#### [WHAT YOU HAVE TO DO]
The answer should be one number only, namely how many lines of the records hold the word "true".

#### [EXCERPTED RECORDS]
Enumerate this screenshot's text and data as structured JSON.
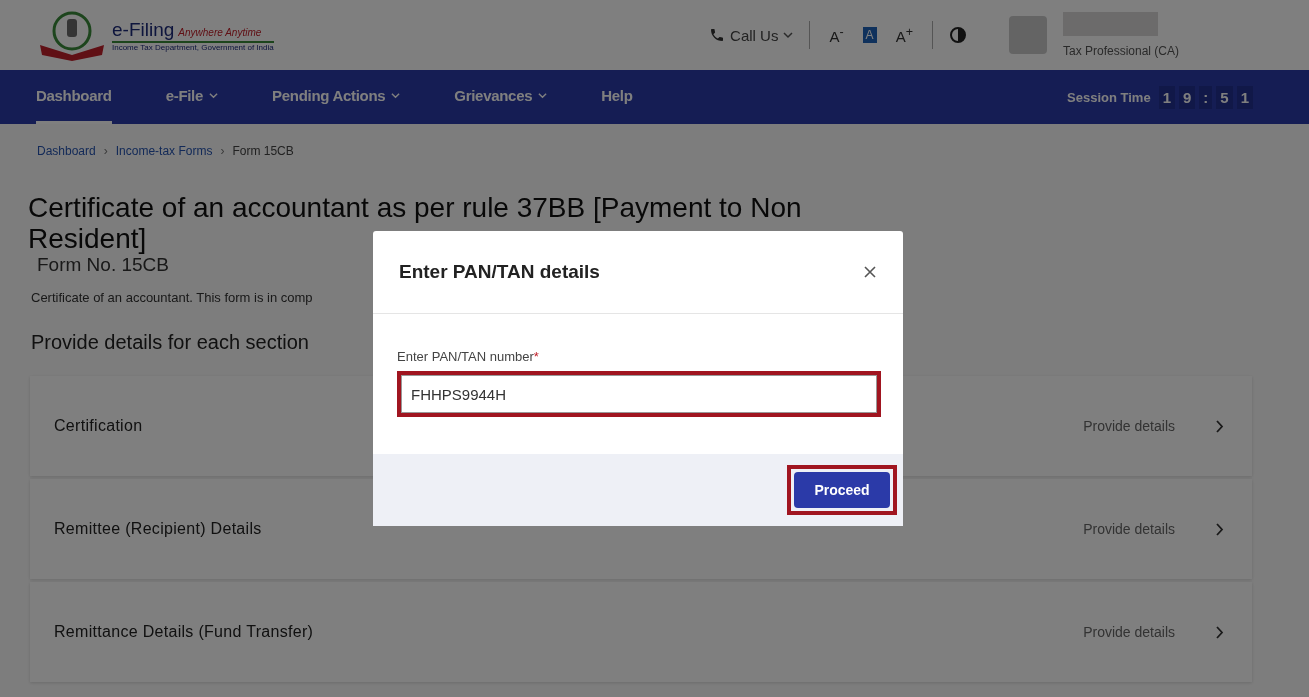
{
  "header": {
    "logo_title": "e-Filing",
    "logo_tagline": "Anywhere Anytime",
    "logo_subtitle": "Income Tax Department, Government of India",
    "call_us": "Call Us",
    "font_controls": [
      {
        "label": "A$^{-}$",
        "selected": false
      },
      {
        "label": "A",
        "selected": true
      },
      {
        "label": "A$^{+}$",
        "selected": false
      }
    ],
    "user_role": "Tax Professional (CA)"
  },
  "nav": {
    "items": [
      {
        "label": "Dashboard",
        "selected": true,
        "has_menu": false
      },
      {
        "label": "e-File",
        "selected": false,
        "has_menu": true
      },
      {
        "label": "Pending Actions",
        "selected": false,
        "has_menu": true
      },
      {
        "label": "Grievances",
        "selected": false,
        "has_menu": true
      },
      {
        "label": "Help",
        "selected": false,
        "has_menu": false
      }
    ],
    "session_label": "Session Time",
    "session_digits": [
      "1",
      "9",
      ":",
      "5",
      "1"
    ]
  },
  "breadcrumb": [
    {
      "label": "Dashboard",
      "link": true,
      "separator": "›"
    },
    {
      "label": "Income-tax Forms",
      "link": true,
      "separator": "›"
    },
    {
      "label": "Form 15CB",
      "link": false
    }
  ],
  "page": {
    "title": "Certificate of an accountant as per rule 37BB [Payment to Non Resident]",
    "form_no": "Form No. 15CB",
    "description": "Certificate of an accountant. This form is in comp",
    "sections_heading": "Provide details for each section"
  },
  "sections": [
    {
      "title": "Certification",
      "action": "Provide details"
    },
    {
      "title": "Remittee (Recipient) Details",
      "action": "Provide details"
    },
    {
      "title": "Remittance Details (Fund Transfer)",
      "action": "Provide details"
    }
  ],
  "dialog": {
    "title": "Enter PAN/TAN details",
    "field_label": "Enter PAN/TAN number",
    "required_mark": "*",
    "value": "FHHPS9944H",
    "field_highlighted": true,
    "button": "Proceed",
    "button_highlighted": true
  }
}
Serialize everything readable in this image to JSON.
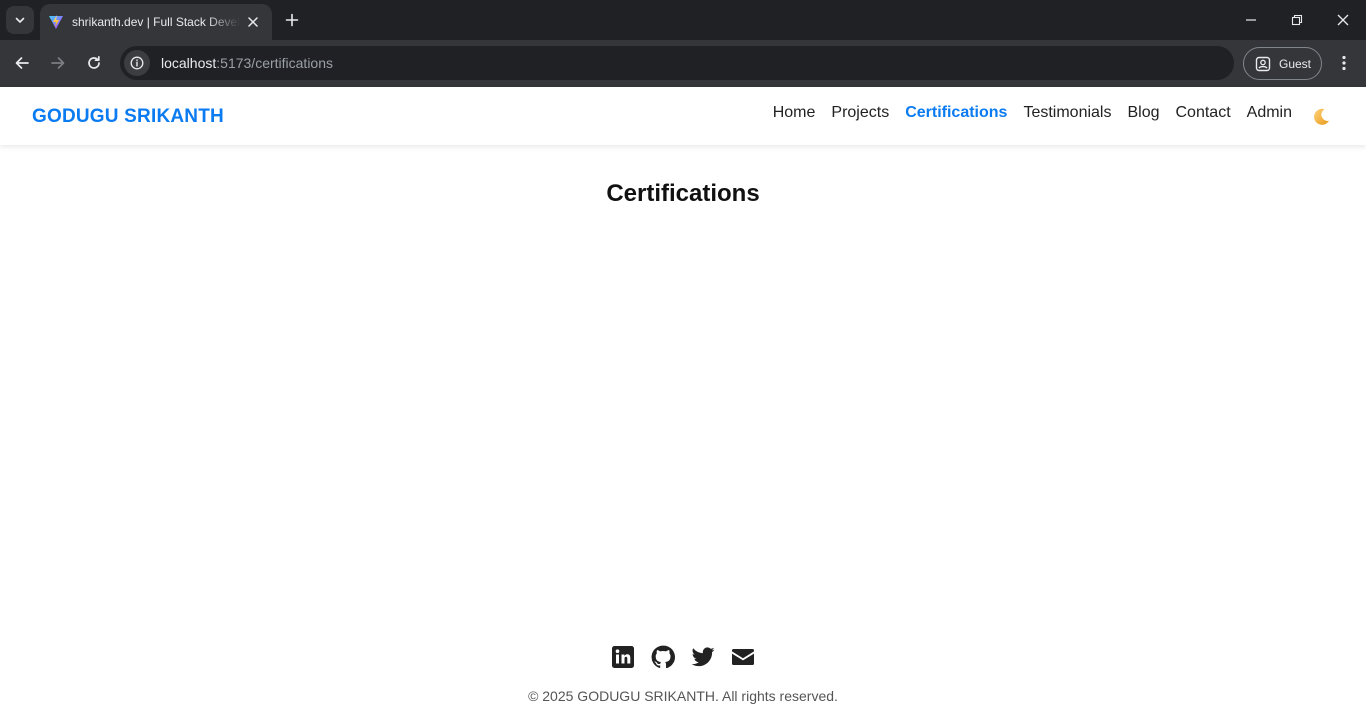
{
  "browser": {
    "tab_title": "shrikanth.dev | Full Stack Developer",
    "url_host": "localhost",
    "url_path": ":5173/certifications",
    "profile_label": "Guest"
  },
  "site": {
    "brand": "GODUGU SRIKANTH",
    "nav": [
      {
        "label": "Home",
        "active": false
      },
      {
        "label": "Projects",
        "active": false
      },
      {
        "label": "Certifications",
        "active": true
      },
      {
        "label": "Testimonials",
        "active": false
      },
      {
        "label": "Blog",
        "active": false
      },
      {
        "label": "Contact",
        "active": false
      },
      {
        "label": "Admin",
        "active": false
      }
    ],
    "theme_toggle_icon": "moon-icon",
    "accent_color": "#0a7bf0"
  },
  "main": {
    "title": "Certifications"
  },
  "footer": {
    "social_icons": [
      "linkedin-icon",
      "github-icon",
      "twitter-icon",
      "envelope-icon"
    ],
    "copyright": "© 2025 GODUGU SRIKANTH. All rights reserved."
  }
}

#### [TASK RESULT]
10